February 13, 2019 GMT

OLYMPIA – A proposal described by its sponsor as “a warm hug” from the state for new babies in Washington might meet some resistance from immigrants who were hugged too strongly, and not so warmly, from their previous governments in the Soviet Union.

A proposed Welcome to Washington Baby program would provide a new family with a basket of small gifts and supplies, including a book to track the baby’s progress. The family would get a visit from a state worker who could give the family information about local and state services and arrange for follow-ups with a visiting nurse, if one was wanted.


Lisa Wellman, D-Mercer Island, Senate Early Learning and K-12 Education Committee chairwoman, said the concept was similar to the Welcome Wagon greeting for new families in a community.

“This is a warm hug from the state of Washington,” Wellman said during a hearing Tuesday.

But some Republicans on the committee aren’t sure every family in the state would find it so welcoming.

Sen. Mike Padden, R-Spokane Valley, said some of his constituents left Russia and Ukraine to get away from an authoritarian government.

“The whole idea of tracking children by the government is scaring people in my district,” Padden said.

“This is a baby book,” said Wellman, to record things like first step or first word. “It doesn’t require you give it to anyone.
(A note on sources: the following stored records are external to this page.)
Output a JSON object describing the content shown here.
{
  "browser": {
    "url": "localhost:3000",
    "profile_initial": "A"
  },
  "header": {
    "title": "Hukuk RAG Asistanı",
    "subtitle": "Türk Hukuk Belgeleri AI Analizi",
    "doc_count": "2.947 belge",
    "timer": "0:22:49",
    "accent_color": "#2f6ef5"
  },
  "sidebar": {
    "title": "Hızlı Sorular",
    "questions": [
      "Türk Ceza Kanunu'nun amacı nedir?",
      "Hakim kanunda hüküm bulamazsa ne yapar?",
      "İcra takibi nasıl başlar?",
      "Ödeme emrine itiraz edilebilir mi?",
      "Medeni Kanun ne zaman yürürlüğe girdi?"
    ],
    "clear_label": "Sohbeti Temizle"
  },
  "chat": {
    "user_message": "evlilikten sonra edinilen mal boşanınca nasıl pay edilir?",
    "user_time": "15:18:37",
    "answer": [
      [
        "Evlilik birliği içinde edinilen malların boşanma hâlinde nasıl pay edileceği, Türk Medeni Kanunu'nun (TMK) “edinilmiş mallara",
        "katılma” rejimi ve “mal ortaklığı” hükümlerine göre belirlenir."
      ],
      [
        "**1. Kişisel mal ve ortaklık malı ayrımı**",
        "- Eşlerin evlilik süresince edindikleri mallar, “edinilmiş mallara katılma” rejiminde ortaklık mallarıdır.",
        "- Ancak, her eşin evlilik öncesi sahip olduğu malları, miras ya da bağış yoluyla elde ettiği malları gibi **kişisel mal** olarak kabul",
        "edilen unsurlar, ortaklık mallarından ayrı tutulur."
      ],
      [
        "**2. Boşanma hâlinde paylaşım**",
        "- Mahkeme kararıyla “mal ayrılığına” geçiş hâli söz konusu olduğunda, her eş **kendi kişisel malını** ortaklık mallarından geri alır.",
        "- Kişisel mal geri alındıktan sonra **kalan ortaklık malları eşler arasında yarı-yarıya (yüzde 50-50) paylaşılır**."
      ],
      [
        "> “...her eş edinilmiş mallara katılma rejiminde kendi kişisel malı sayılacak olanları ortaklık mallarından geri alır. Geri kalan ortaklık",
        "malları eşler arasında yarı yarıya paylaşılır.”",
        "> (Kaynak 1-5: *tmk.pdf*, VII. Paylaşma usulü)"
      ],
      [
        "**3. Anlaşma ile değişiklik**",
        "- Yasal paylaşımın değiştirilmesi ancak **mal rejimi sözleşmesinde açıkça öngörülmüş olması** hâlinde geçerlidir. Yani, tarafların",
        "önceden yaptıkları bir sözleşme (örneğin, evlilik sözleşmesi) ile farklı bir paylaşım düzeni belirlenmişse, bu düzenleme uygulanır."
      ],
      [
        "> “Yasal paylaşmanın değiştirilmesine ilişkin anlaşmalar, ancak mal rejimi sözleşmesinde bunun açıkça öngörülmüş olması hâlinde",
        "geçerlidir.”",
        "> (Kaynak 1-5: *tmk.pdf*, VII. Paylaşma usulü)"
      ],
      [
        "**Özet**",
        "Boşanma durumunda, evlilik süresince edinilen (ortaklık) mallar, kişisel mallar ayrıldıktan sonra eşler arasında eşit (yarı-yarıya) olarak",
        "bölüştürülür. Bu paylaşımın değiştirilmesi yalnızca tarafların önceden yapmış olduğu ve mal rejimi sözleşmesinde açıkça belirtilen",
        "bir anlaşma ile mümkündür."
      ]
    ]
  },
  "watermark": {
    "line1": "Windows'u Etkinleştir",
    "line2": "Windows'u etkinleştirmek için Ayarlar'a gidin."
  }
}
We give it to you.”

But there are concerns by some people that anything on an official government form can be taken back by the government, Padden said.

“If the state decides to come into our homes and take information … I think we would all oppose that,” Wellman said.

Padden had several amendments to revise the proposal, including one that would have allowed families to see any information the program collects. But Wellman said any information would be disaggregated – separated into basic data – and not identifiable by individuals.

“It’s difficult to see how we would provide that in a cost-effective manner,” Wellman said.

Under the bill, the Department of Children, Youth and Family Services would be required to develop a universal program by 2027 that would be required to be available to all families with newborns. An amendment from Sen. Keith Wagoner, R-Sedro-Woolley, would have allowed families to opt into the program, and informing them about it would be optional as well.

Wellman said she agrees families should be able to opt in or out, but if informing them about it was also optional, some families might not opt in because they wouldn’t know about it. The bill was sent to the Senate Ways and Means Committee, where it will await a cost estimate.